This season Groundswell – the design firm behind popular seasonal spaces like Spruce Street Harbor Park – will add some new design flourish to the Porch, in the hopes of making it feel more inviting during off-peak times like morning and evening when fewer people gather there. Also new this year will be several “Porch Swings” – slatted wooden swings that are currently being prototyped by Gehl Studios. They’re the outgrowth of an ArtPlace grant UCD received to incorporate functional art into The Porch.
The swings are not UCD’s first foray into whimsical seating. In 2013 UCD built and tested LoopedIn, a type of “social seating”: Three different curvaceous metal and wood slat benches with sections facing one another. The goal was to encourage social interactions by making room for different people to comfortably use these seats at the same time.
“LoopedIn was designed by Interface Studio Architects to grab people’s attention and to accommodate groups as well as individuals and they did exactly that,” said UCD’s Capital Projects Manager Nate Hommel. LoopedIn moved all over public spaces in University City, from The Porch to Clark Park, Drexel Park to Locust Walk. (LoopedIn’s permanent home will be announced soon.) Each location’s users were different, but Hommel's favorite were preschoolers at 50th and Baltimore and at Penn, “they turned out to be the most creative and social users of the seats.”
UCD’s “social seating” has also been deployed on the streets of West Philly through parklets, pedestrian plazas, and curbside seats.
UCD installed the city’s first parklet in 2011, replacing in-street parking with miniature public space, and UCD’s recent study of parklet life revealed highly social public spaces, with eating and talking as the dominant activities – two things that good seating supports.
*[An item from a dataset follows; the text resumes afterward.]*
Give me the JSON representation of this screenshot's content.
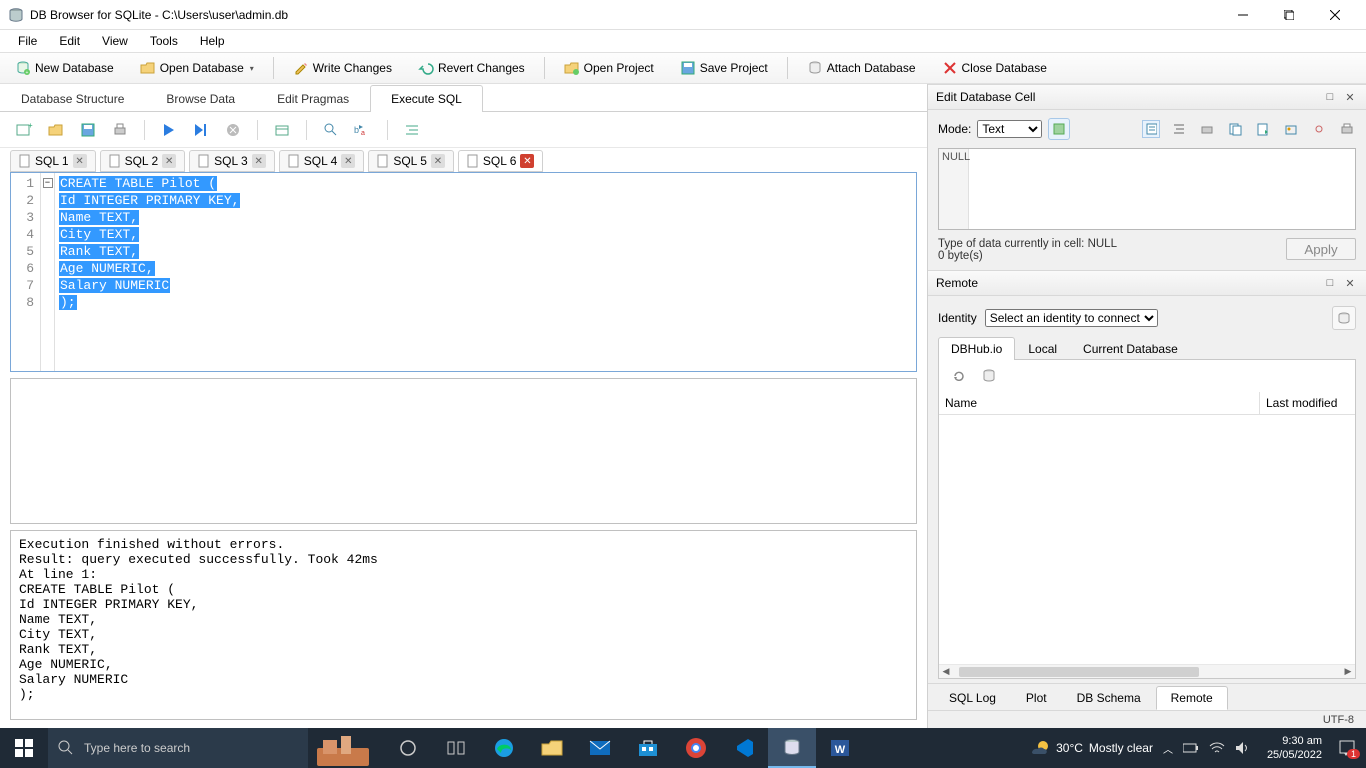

They’ve contributed to both sidewalk life and the bottom lines of nearby businesses.
“I love the way some of our parklets have turned into community front stoops where people run into people they know and hang out there,” said Gupta. “We want people to enjoy street life and think [parklets are] an economically rational use of the public realm.”
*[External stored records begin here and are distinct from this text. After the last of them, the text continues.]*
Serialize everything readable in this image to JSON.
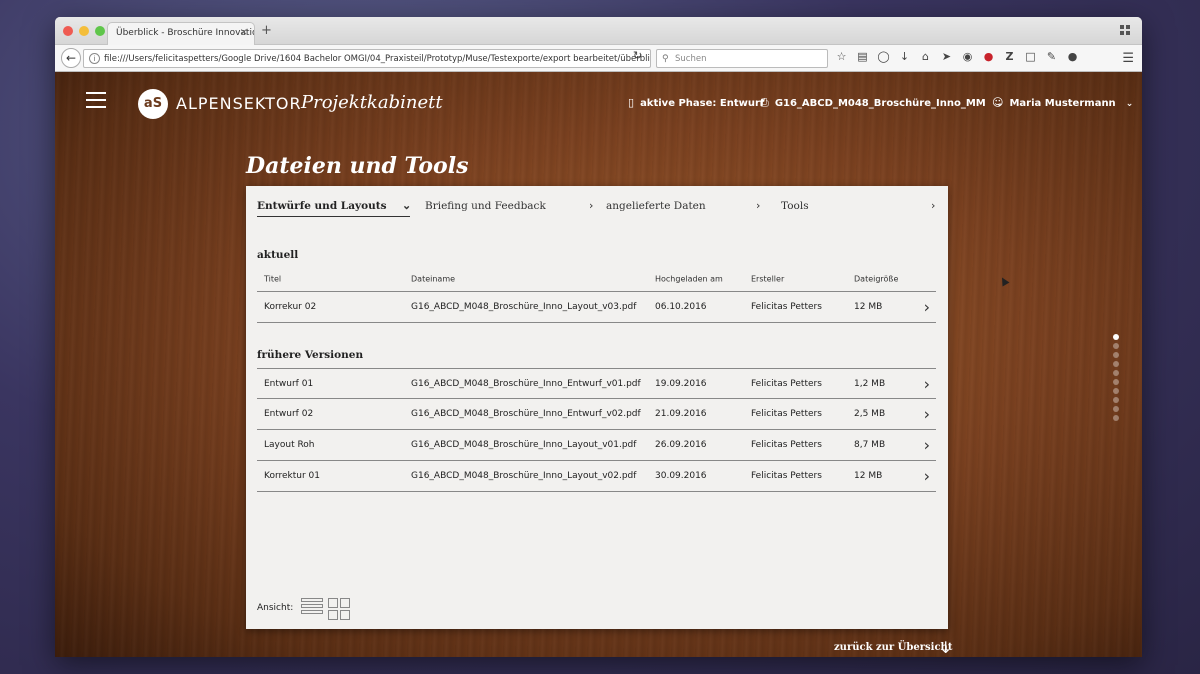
{
  "browser": {
    "tab_title": "Überblick - Broschüre Innovatio...",
    "tab_close": "×",
    "new_tab": "+",
    "url": "file:///Users/felicitaspetters/Google Drive/1604 Bachelor OMGI/04_Praxisteil/Prototyp/Muse/Testexporte/export bearbeitet/überblick",
    "search_placeholder": "Suchen",
    "icons": [
      "star-icon",
      "reader-icon",
      "pocket-icon",
      "download-icon",
      "home-icon",
      "send-icon",
      "globe-icon",
      "pinterest-icon",
      "zotero-icon",
      "page-icon",
      "pen-icon",
      "circle-icon"
    ]
  },
  "header": {
    "logo_mark": "aS",
    "brand": "ALPENSEKTOR",
    "brand_sub": "Projektkabinett",
    "phase": "aktive Phase: Entwurf",
    "project": "G16_ABCD_M048_Broschüre_Inno_MM",
    "user": "Maria Mustermann"
  },
  "page_title": "Dateien und Tools",
  "tabs": [
    {
      "label": "Entwürfe und Layouts"
    },
    {
      "label": "Briefing und Feedback"
    },
    {
      "label": "angelieferte Daten"
    },
    {
      "label": "Tools"
    }
  ],
  "sections": {
    "current": "aktuell",
    "previous": "frühere Versionen"
  },
  "columns": [
    "Titel",
    "Dateiname",
    "Hochgeladen am",
    "Ersteller",
    "Dateigröße"
  ],
  "current_rows": [
    [
      "Korrekur 02",
      "G16_ABCD_M048_Broschüre_Inno_Layout_v03.pdf",
      "06.10.2016",
      "Felicitas Petters",
      "12 MB"
    ]
  ],
  "previous_rows": [
    [
      "Entwurf 01",
      "G16_ABCD_M048_Broschüre_Inno_Entwurf_v01.pdf",
      "19.09.2016",
      "Felicitas Petters",
      "1,2 MB"
    ],
    [
      "Entwurf 02",
      "G16_ABCD_M048_Broschüre_Inno_Entwurf_v02.pdf",
      "21.09.2016",
      "Felicitas Petters",
      "2,5 MB"
    ],
    [
      "Layout Roh",
      "G16_ABCD_M048_Broschüre_Inno_Layout_v01.pdf",
      "26.09.2016",
      "Felicitas Petters",
      "8,7 MB"
    ],
    [
      "Korrektur 01",
      "G16_ABCD_M048_Broschüre_Inno_Layout_v02.pdf",
      "30.09.2016",
      "Felicitas Petters",
      "12 MB"
    ]
  ],
  "view_label": "Ansicht:",
  "back_link": "zurück zur Übersicht",
  "pager": {
    "count": 10,
    "active": 0
  },
  "colors": {
    "accent": "#ffffff",
    "wood": "#7b4120",
    "card": "#f2f1ef"
  }
}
Last year UCD prototyped “Tree Seats,” benches that wrap around street trees that offer more seating than your average curbside bench but less than a parklet. In subtle ways the tree seats are also about making it more comfortable for people to wait for the bus or trolley in University City.
The newest “social seating” incarnation to hit University City’s streets is a custom three-sided transit bench installed last month at the five-way intersection where 36th Street and Lancaster Avenue cross. The low-slung bench made of black locust wood and painted metal allows people to sit facing the street, corner, or sidewalk, and features basic transit information. It’s designed to be both a micro-community space as well as promote transit ridership by listing the quick 10-minute travel time to City Hall via the Route 10 trolley.
“We want to start conversations,” Gupta said, by both grabbing the attention of passersby and by giving strangers room to sit comfortably together and make small talk.
Beyond starting that conversation, public seating experiments offer a chance to change the tone of a neighborhood’s public environment. Given the pace of new development in University City, placemaking interventions like the ones UCD has tried could influence the public realm around new projects.
“Cities are becoming more hospitable and less defensive,” Gupta said. “There is a huge, huge, huge unmet demand for pedestrian amenities and great places.”